Tuesday, Feb. 28

Tuesday, Feb. 28

Puerto Rico’s governor will present his plan to pull the indebted island-territory out of crisis – a thankless task.

ENCHANTED NO MORE: PUERTO RICO’S DEBT PLAN

Photo: Caribbean Business

Photo: Caribbean Business

Puerto Rican Governor Ricardo Rossello will present a fiscal turnaround plan to a federal oversight board in Washington DC on Tuesday. He hopes the 10-year plan, which will restructure billions in debt, will give the island breathing room amid a suffocating economic crisis.

The picture is grim. With more than $70 billion in debt and a $7 billion budget shortfall, Puerto Rico is in the grips of a serious fiscal crisis. The US territory has failed to make four debt repayments over the past 18 months, sending creditors into a frenzy.

The social outlook is just as gloomy. 45% of Puerto Ricans live below the poverty line and at 12%, the unemployment rate is more than twice the US average.

Governor Rossello, who assumed office in January, campaigned on a platform promising to pull the Island of Enchantment out of its financial mess. To do so, the federal oversight board has recommended he cut 10% of the island’s pension costs – an unusually big hit. Mr Rossello will be hoping to sell them on less extreme cost-cutting measures, like shrinking the size of the territory’s government and cutting healthcare costs.

GEORGIA GOES WEST, UKRAINE TO FOLLOW

Photo: AFP/Vano Shlamov

Photo: AFP/Vano Shlamov

The European Council will adopt a new agreement on Monday allowing Georgians into the passport-free Schengen Area without a visa.

The EU Commission proposed the program back in December 2015, and a similar one for Ukraine last April. However, in light of last year’s refugee crisis, member states were initially hesitant to approve it without a suspension mechanism – which was introduced in December 2016.

Deliberations over a visa-free deal for Ukraine begin on Monday in Brussels. Last month, Russia announced that it would accept documents issued by separatists in the conflict-ridden Donbass region; Ukrainian leaders will be anxious to parade the fruits of their pro-Europeanism to a battle-weary public.

The governments of both Georgia and Ukraine are frantically trying to escape Russia’s orbit. In recent years, both former Soviet countries have undertaken significant political and economic efforts to move closer to Brussels. The visa waiver program is a reward for these reforms.

TRUMP’S NEXT TRIAL

Photo: AP/Alex Brandon

Photo: AP/Alex Brandon

Donald Trump will deliver an ambitious address on the ‘renewal of the American spirit’ to a joint session of Congress on Tuesday.

Trump will attempt to rebrand the controversial start to his presidency by focusing on early achievements, such as his executive order on regulatory reform that intends to limit red tape.

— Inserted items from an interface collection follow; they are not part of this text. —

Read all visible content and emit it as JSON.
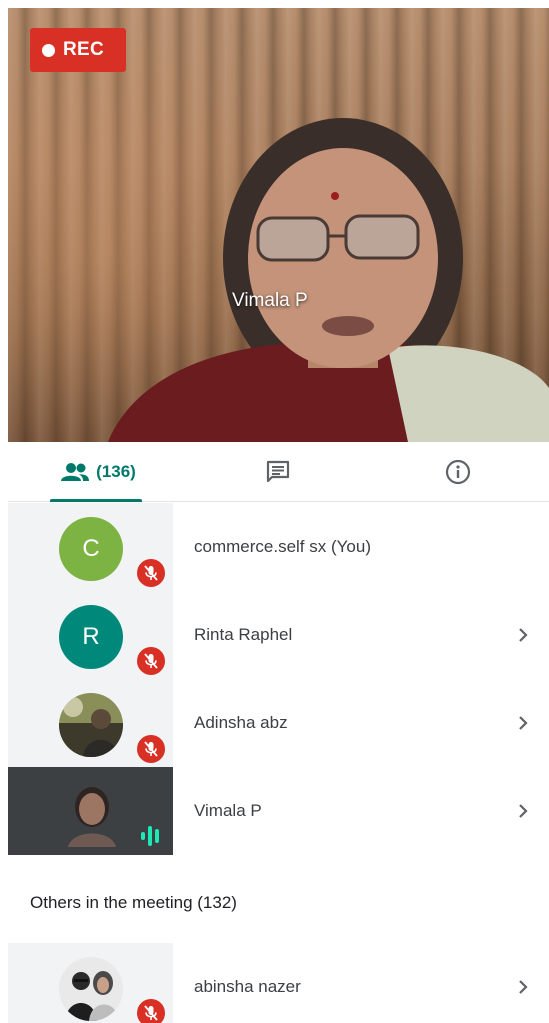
{
  "video": {
    "rec_label": "REC",
    "speaker_name": "Vimala P"
  },
  "tabs": {
    "people_count": "(136)",
    "active": "people"
  },
  "participants": [
    {
      "initial": "C",
      "name": "commerce.self sx (You)",
      "avatar_color": "#7cb342",
      "muted": true,
      "has_chevron": false
    },
    {
      "initial": "R",
      "name": "Rinta Raphel",
      "avatar_color": "#00897b",
      "muted": true,
      "has_chevron": true
    },
    {
      "initial": "",
      "name": "Adinsha abz",
      "avatar": "photo",
      "muted": true,
      "has_chevron": true
    },
    {
      "initial": "",
      "name": "Vimala P",
      "avatar": "photo",
      "muted": false,
      "speaking": true,
      "has_chevron": true
    }
  ],
  "others": {
    "header": "Others in the meeting (132)",
    "participants": [
      {
        "initial": "",
        "name": "abinsha nazer",
        "avatar": "photo",
        "muted": true,
        "has_chevron": true
      }
    ]
  },
  "colors": {
    "accent": "#00796b",
    "mute_red": "#d93025",
    "speaking_green": "#1de9b6"
  }
}
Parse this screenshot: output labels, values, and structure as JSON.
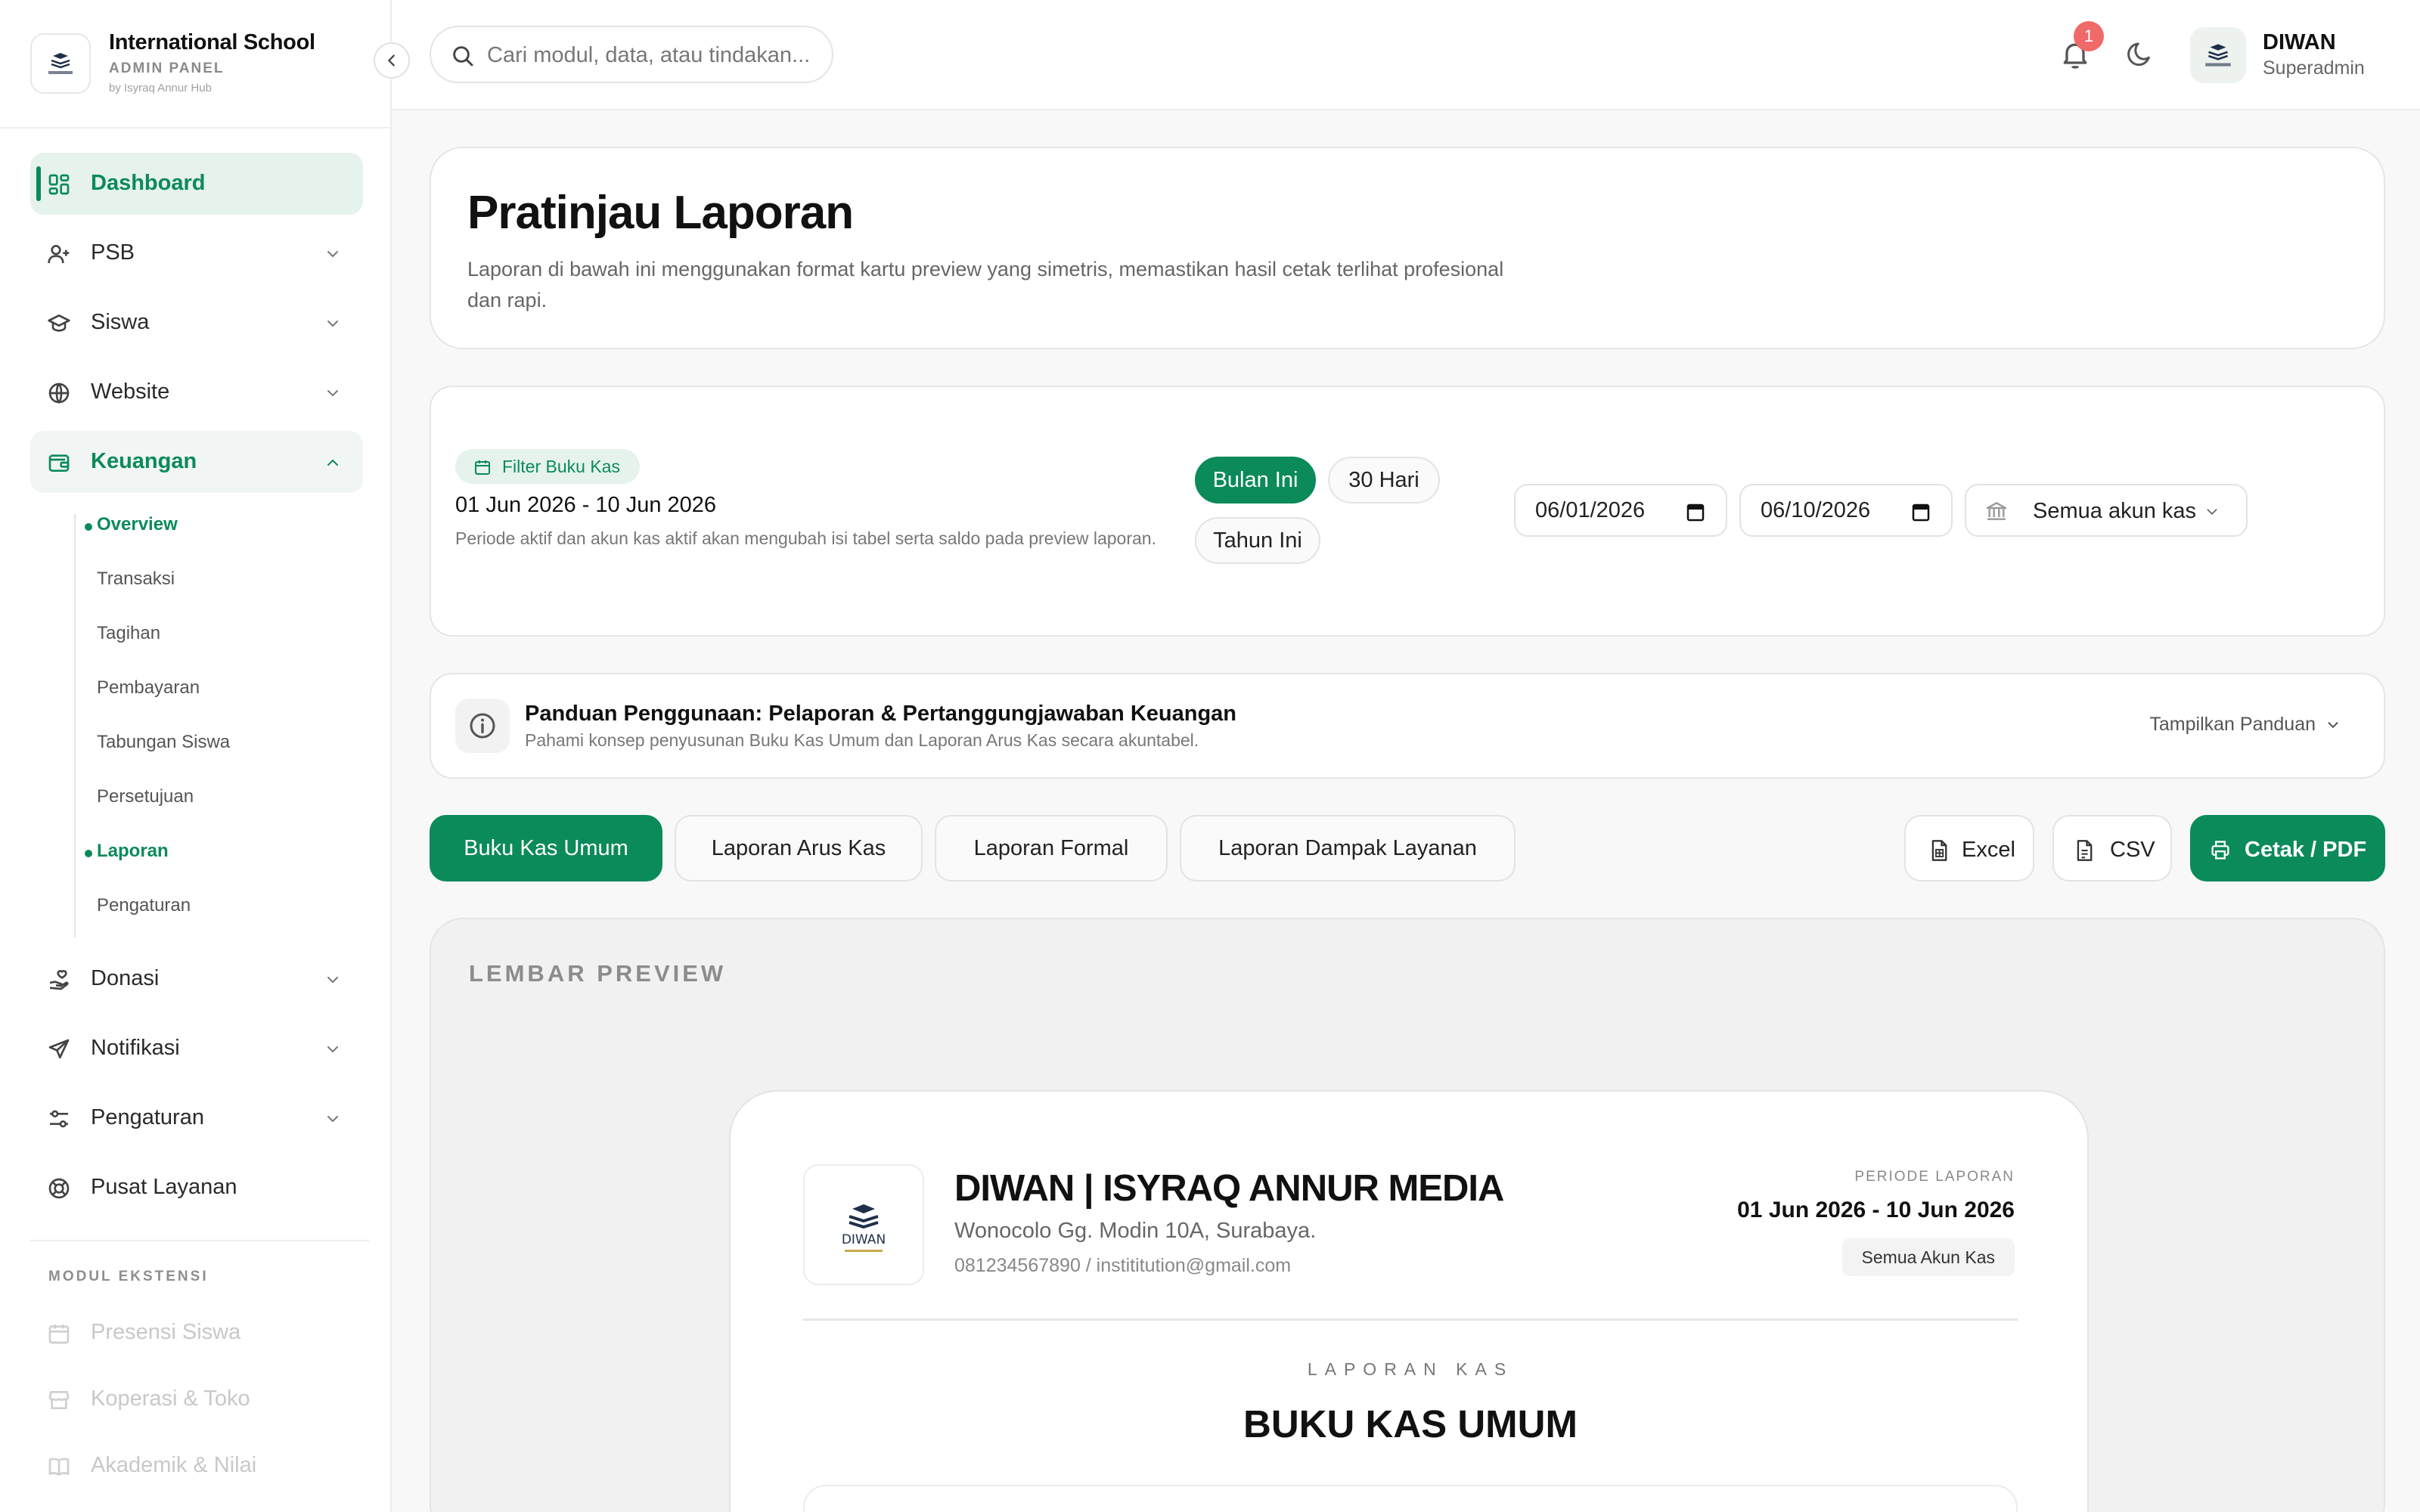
{
  "brand": {
    "title": "International School",
    "subtitle": "ADMIN PANEL",
    "by": "by Isyraq Annur Hub",
    "logo_text": "DIWAN"
  },
  "sidebar": {
    "items": [
      {
        "label": "Dashboard",
        "icon": "grid-icon"
      },
      {
        "label": "PSB",
        "icon": "user-plus-icon"
      },
      {
        "label": "Siswa",
        "icon": "graduation-cap-icon"
      },
      {
        "label": "Website",
        "icon": "globe-icon"
      },
      {
        "label": "Keuangan",
        "icon": "wallet-icon"
      },
      {
        "label": "Donasi",
        "icon": "hand-heart-icon"
      },
      {
        "label": "Notifikasi",
        "icon": "send-icon"
      },
      {
        "label": "Pengaturan",
        "icon": "sliders-icon"
      },
      {
        "label": "Pusat Layanan",
        "icon": "lifebuoy-icon"
      }
    ],
    "keuangan_sub": [
      "Overview",
      "Transaksi",
      "Tagihan",
      "Pembayaran",
      "Tabungan Siswa",
      "Persetujuan",
      "Laporan",
      "Pengaturan"
    ],
    "section_label": "MODUL EKSTENSI",
    "extensions": [
      {
        "label": "Presensi Siswa",
        "icon": "calendar-icon"
      },
      {
        "label": "Koperasi & Toko",
        "icon": "store-icon"
      },
      {
        "label": "Akademik & Nilai",
        "icon": "book-icon"
      }
    ]
  },
  "topbar": {
    "search_placeholder": "Cari modul, data, atau tindakan...",
    "notification_count": "1",
    "user_name": "DIWAN",
    "user_role": "Superadmin"
  },
  "header": {
    "title": "Pratinjau Laporan",
    "description": "Laporan di bawah ini menggunakan format kartu preview yang simetris, memastikan hasil cetak terlihat profesional dan rapi."
  },
  "filter": {
    "chip": "Filter Buku Kas",
    "range": "01 Jun 2026 - 10 Jun 2026",
    "note": "Periode aktif dan akun kas aktif akan mengubah isi tabel serta saldo pada preview laporan.",
    "presets": [
      "Bulan Ini",
      "30 Hari",
      "Tahun Ini"
    ],
    "active_preset": "Bulan Ini",
    "date_from": "06/01/2026",
    "date_to": "06/10/2026",
    "account": "Semua akun kas"
  },
  "guide": {
    "title": "Panduan Penggunaan: Pelaporan & Pertanggungjawaban Keuangan",
    "subtitle": "Pahami konsep penyusunan Buku Kas Umum dan Laporan Arus Kas secara akuntabel.",
    "toggle": "Tampilkan Panduan"
  },
  "tabs": [
    "Buku Kas Umum",
    "Laporan Arus Kas",
    "Laporan Formal",
    "Laporan Dampak Layanan"
  ],
  "actions": {
    "excel": "Excel",
    "csv": "CSV",
    "print": "Cetak / PDF"
  },
  "preview": {
    "label": "LEMBAR PREVIEW",
    "org_name": "DIWAN | ISYRAQ ANNUR MEDIA",
    "address": "Wonocolo Gg. Modin 10A, Surabaya.",
    "contact": "081234567890 / instititution@gmail.com",
    "period_label": "PERIODE LAPORAN",
    "period_value": "01 Jun 2026 - 10 Jun 2026",
    "account_chip": "Semua Akun Kas",
    "kicker": "LAPORAN KAS",
    "report_title": "BUKU KAS UMUM"
  },
  "colors": {
    "accent": "#0b8a5a",
    "accent_soft": "#e6f2ec",
    "badge": "#f06a6a"
  }
}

Whether he successfully appeals to the divided American public, wary Republicans, or agitated Democrats – who have invited immigrants to the address in protest of Mr Trump’s controversial policies – is questionable.

Importantly, Trump’s address will also outline how his administration intends to cooperate with Congress on legislative priorities moving forward. One of Trump’s signature policies is tax reform – to simplify tax, reduce the burden on the middle class and increase America’s global competitiveness. But these measures will require Congressional support.

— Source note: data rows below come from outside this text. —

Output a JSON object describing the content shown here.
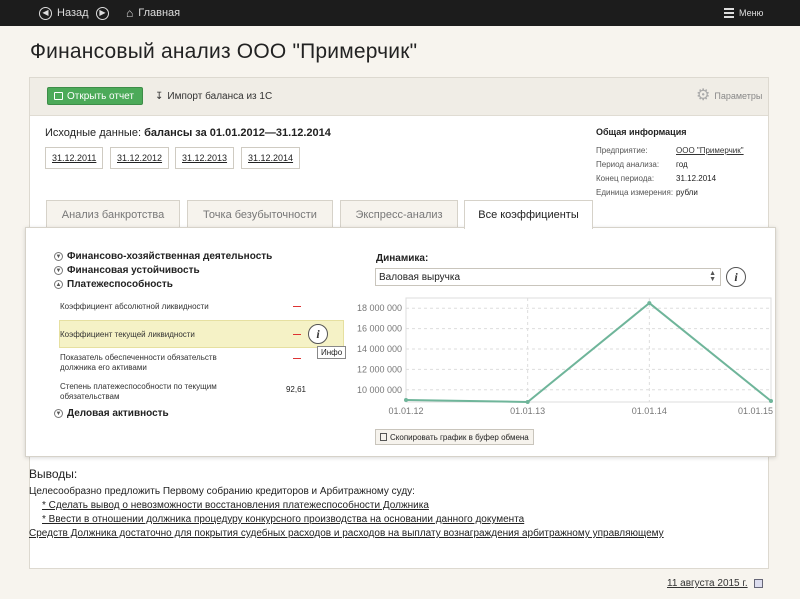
{
  "topbar": {
    "back_label": "Назад",
    "home_label": "Главная",
    "menu_label": "Меню"
  },
  "page_title": "Финансовый анализ ООО \"Примерчик\"",
  "toolbar": {
    "report_label": "Открыть отчет",
    "import_label": "Импорт баланса из 1С",
    "params_label": "Параметры"
  },
  "source": {
    "prefix": "Исходные данные:",
    "value": "балансы за 01.01.2012—31.12.2014"
  },
  "dates": [
    "31.12.2011",
    "31.12.2012",
    "31.12.2013",
    "31.12.2014"
  ],
  "general": {
    "title": "Общая информация",
    "rows": [
      {
        "k": "Предприятие:",
        "v": "ООО \"Примерчик\""
      },
      {
        "k": "Период анализа:",
        "v": "год"
      },
      {
        "k": "Конец периода:",
        "v": "31.12.2014"
      },
      {
        "k": "Единица измерения:",
        "v": "рубли"
      }
    ]
  },
  "tabs": [
    "Анализ банкротства",
    "Точка безубыточности",
    "Экспресс-анализ",
    "Все коэффициенты"
  ],
  "sections": {
    "s1": "Финансово-хозяйственная деятельность",
    "s2": "Финансовая устойчивость",
    "s3": "Платежеспособность",
    "s4": "Деловая активность"
  },
  "coefs": [
    {
      "label": "Коэффициент абсолютной ликвидности",
      "value": ""
    },
    {
      "label": "Коэффициент текущей ликвидности",
      "value": ""
    },
    {
      "label": "Показатель обеспеченности обязательств должника его активами",
      "value": ""
    },
    {
      "label": "Степень платежеспособности по текущим обязательствам",
      "value": "92,61"
    }
  ],
  "tooltip": "Инфо",
  "dynamics": {
    "label": "Динамика:",
    "selected": "Валовая выручка",
    "copy_label": "Скопировать график в буфер обмена"
  },
  "chart_data": {
    "type": "line",
    "x": [
      "01.01.12",
      "01.01.13",
      "01.01.14",
      "01.01.15"
    ],
    "values": [
      9000000,
      8800000,
      18500000,
      8900000
    ],
    "yticks": [
      "10 000 000",
      "12 000 000",
      "14 000 000",
      "16 000 000",
      "18 000 000"
    ],
    "ylim": [
      8800000,
      19000000
    ],
    "grid": true,
    "color": "#6fb59a"
  },
  "conclusions": {
    "title": "Выводы:",
    "intro": "Целесообразно предложить Первому собранию кредиторов и Арбитражному суду:",
    "items": [
      "* Сделать вывод о невозможности восстановления платежеспособности Должника",
      "* Ввести в отношении должника процедуру конкурсного производства на основании данного документа"
    ],
    "note": "Средств Должника достаточно для покрытия судебных расходов и расходов на выплату вознаграждения арбитражному управляющему"
  },
  "footer": {
    "date": "11 августа 2015 г."
  }
}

Trump’s recent concessions on preventing cuts to key social welfare programs like Social Security and Medicare may generate some support, but he’ll struggle to convince Congress of his more controversial policies.

 

HAPPENING ELSEWHERE…

Prosecutors in South Korea will decide whether to formally charge the acting head and heir apparent of Samsung and four other company executives in relation to the country’s ongoing corruption scandal. With exploding phones and the recent delay in the unveiling of its new flagship smartphone, Samsung has had a particularly bad six months.

US Defence Secretary James Mattis will tender a report to his president outlining a new strategy to counter ISIS in Iraq and Syria. A more muscular policy – possibly with larger troop deployments – is expected.

Marking exactly 45 years since President Richard Nixon’s relationship-making visit to China in 1972, China’s top diplomat will visit the US. Yang Jiechi will be the highest-ranking Chinese official to visit America since Donald Trump assumed office. He’ll be tasked with arranging a meeting between the two countries’ leaders.

US GDP growth figures for Q4 2016 are expected to be released. Analysts forecast a solid 2.1% expansion.

Nigerian authorities will release economic growth figures, and the prognosis isn’t good. Africa’s second-largest economy (once its largest) is expected to have contracted by more than 1.5% in 2016 after being hammered by low oil prices and mired in political and security risk that frightened away investors.

After months of unease and sporadic fighting, armed groups in northern Mali have agreed to allow interim governments to return to Kidal Region. The authorities will return to Gao and Timbuktu on March 2 and 3, respectively. Last month 77 were killed by Islamist militants in Gao, the deadliest attack in the country’s history.